# How to determine if a PDF Image is transformed and by how much

Q:

So, if I have an image that is rotated, scaled, skewed, how could I get the matrix decomposed?

If my matrix contains all the possible transformation, have I to decompose the matrix (obtaining some intermediate matrix subtracting something) or could I find my values (rotating degrees, scaling factor, etc….) in another manner?

## Below there is written “if the image is rotated” and then I find the scaling value. What could I do with it?

A:

First of all, if you just need to know the resolution of an image, which is independent of the transformation imposed on it, you can simply use Element::GetImageWidth() and Element::GetImageHeight(). These two functions give you the number of pixels of the image in the canonical space.

When rasterized, an image is first mapped to page space (by CTM that is determined by the PDF content, which you can get by calling Element::GetCTM()) and then mapped to client space (by a user matrix U, e.g., determined by the zoom value). So, you can be talking about CTM, or U*CTM. Either way, given an affine transformation matrix M, it can be decomposed as M = t * r * sc * sh, where t is a translation matrix, r is a rotation matrix, sc is a scaling matrix and sh is a shear matrix. Note that this decomposition is not necessarily unique. You can find lots of information online (e.g., http://callumhay.blogspot.ca/2010/10/decomposing-affine-transforms.html) We will expose the decomposition method in Matrix2D class we use internally in the next release.

thank you for the explanation, it’s been very useful for me.

Only a question.

We usually work with PDF files without visualizing them in a pdfviewer. So I think the “visual factor” could be excluded.

Given a Matrix2D on an image, could I understand if it contains a translation, a rotation, a scaling or a shear matrix only looking at it?

Because if I want the image as its original state (before being included in a PDF…) I have to understand its data.

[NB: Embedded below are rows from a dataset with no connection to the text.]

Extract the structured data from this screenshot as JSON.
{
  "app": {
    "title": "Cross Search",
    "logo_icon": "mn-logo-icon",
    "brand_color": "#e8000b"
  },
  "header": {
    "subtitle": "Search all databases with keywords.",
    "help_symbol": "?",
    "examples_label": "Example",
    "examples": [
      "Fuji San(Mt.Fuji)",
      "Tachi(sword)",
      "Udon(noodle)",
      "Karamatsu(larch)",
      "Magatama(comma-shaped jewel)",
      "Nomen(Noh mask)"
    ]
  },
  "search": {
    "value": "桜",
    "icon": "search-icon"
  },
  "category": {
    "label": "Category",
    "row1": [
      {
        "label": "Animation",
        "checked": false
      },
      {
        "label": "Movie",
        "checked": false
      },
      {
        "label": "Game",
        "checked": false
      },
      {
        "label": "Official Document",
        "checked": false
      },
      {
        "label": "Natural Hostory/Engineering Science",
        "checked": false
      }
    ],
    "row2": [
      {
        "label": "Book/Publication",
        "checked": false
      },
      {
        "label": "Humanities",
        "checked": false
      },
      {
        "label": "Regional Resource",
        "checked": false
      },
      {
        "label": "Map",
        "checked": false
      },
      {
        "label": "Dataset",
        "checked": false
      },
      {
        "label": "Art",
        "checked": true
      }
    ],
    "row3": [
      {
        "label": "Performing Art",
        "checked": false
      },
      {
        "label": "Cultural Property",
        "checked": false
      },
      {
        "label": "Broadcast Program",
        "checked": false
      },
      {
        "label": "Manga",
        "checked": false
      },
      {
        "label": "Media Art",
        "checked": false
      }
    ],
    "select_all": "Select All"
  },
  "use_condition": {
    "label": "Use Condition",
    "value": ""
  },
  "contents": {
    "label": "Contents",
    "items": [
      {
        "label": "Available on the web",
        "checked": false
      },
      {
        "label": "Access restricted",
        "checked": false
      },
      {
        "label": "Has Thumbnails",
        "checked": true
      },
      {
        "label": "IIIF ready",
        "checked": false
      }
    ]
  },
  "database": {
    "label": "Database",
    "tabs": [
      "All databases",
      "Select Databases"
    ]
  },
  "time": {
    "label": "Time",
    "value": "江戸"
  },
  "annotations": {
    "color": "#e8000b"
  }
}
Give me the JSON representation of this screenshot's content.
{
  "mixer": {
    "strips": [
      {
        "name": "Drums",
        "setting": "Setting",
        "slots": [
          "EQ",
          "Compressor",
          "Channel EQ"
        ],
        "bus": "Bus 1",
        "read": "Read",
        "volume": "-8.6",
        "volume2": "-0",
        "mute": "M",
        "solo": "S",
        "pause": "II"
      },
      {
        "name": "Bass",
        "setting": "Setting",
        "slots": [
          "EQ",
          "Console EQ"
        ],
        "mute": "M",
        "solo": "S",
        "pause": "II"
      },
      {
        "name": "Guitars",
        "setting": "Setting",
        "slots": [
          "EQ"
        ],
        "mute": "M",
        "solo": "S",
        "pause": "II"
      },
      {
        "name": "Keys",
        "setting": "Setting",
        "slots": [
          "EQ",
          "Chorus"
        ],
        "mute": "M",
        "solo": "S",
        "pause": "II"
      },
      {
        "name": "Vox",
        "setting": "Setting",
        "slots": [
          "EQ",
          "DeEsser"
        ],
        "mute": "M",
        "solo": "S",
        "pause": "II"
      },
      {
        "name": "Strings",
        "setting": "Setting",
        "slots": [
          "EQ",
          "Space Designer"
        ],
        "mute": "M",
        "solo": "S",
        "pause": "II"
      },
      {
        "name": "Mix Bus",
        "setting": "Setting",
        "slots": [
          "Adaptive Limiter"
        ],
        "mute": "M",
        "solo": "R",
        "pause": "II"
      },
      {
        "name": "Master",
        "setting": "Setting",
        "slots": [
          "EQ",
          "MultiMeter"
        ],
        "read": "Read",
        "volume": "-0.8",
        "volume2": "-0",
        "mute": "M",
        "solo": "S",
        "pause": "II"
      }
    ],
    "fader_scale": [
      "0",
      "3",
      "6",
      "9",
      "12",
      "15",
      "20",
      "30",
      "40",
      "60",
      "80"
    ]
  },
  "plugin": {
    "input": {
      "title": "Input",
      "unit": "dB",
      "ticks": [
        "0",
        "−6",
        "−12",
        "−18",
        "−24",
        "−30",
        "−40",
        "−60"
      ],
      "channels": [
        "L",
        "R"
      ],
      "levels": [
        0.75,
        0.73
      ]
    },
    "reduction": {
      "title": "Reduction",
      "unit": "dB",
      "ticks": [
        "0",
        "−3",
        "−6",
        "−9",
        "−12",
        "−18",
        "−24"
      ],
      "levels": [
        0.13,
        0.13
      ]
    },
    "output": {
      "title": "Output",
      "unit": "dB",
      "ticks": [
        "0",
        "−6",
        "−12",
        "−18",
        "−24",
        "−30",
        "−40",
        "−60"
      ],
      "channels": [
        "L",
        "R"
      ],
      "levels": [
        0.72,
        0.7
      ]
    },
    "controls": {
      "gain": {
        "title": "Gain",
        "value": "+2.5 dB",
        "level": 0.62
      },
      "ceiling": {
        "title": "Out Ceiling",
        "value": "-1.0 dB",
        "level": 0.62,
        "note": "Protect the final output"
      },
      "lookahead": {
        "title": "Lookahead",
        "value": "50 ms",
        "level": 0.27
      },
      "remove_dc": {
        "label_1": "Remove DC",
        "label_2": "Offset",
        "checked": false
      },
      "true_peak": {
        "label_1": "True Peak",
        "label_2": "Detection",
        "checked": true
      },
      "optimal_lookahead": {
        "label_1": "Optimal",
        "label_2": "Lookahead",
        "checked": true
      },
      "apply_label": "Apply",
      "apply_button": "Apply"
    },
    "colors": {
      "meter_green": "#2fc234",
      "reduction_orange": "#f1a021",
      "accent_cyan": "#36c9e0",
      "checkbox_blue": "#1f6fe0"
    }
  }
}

So I should understand if looking at a given matrix I can find out if the image is rotated, is scaled, only looking at it. Is it correct?
If the image is only translated, it’s simple, also if it’s only rotated. But if the image is either rotated, scaled, translated, could I understand it in order to extract the image and compare it with the one included in the pdf?

Suppose the original image embedded in the PDF file is S and S is subject to some transform that maps it into PDF page space. This transform is decided soly by the content stream in the PDF file. Denote the transformed image in the page space as T. So you want to know how T is transformed, right?

## Denote T = M(S), where M is the matrix that transforms S to T. If you can decompose M = t * r * sc * sh as mentioned in the previous email, you will be able to tell if it is translated, rotated, scaled, or sheared and by how much. Now the problem you have to address is to compute M using PDFNet APIs. Roughly speaking, you can compute M = CTM * P, where CTM is the current transformation matrix and P is the image transformation matrix. The following is the code snippet:

Element* image_element;
… //get the image element

Matrix2D CTM = image_element->GetCTM(); //get the CTM

int width = image_element->GetImageWidth();
int height = image_element->GetImageHeight();

Matrix2D P(1.0/width, 0, 0, -1.0/height, 0, 1); //get P. This is because PDF spec. says S is first mapped to a unit square upside down, and then subject to CTM

## Matrix2D M = CTM * P; //here is your M that can be decomposed

On Thursday, October 18, 2012 12:00:35 PM UTC-7, Frank Liu wrote:

thank you for the explanation, it’s been very useful for me.

Only a question.

We usually work with PDF files without visualizing them in a pdfviewer. So I think the “visual factor” could be excluded.

Given a Matrix2D on an image, could I understand if it contains a translation, a rotation, a scaling or a shear matrix only looking at it?

Because if I want the image as its original state (before being included in a PDF…) I have to understand its data.

So I should understand if looking at a given matrix I can find out if the image is rotated, is scaled, only looking at it. Is it correct?
If the image is only translated, it’s simple, also if it’s only rotated. But if the image is either rotated, scaled, translated, could I understand it in order to extract the image and compare it with the one included in the pdf?